▸ **PROVIDED RECORDS**

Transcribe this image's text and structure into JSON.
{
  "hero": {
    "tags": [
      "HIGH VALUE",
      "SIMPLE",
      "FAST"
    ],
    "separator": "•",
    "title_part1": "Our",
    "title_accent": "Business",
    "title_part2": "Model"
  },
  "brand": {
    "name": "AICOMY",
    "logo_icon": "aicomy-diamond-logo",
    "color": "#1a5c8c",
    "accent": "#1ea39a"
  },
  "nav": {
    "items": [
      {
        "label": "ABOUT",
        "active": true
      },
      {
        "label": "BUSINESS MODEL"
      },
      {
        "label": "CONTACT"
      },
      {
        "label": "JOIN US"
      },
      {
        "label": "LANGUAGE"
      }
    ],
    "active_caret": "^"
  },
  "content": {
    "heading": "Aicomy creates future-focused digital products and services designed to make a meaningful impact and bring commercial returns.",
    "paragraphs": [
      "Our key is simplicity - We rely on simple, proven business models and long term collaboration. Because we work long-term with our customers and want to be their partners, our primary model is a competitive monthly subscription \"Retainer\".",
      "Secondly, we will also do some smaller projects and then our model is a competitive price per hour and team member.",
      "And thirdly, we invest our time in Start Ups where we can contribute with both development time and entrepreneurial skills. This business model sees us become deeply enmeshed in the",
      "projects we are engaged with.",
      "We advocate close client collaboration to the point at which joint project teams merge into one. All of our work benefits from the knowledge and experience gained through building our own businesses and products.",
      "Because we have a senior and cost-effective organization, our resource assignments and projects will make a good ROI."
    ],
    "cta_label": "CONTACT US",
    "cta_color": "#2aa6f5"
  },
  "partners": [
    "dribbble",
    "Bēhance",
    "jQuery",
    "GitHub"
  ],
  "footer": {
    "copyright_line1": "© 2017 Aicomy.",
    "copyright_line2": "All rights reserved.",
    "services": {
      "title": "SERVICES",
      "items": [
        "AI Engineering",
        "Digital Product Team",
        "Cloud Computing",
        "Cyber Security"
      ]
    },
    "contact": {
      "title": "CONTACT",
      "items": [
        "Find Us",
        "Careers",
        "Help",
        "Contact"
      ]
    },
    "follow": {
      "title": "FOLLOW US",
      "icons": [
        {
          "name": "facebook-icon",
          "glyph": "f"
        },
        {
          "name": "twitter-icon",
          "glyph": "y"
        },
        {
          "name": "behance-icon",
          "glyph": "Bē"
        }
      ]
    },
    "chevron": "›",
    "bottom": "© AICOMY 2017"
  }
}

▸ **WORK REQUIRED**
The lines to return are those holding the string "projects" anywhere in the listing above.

▸ **RESPONSE AREA**
      "Secondly, we will also do some smaller projects and then our model is a competitive price per hour and team member.",
      "projects we are engaged with.",
      "Because we have a senior and cost-effective organization, our resource assignments and projects will make a good ROI."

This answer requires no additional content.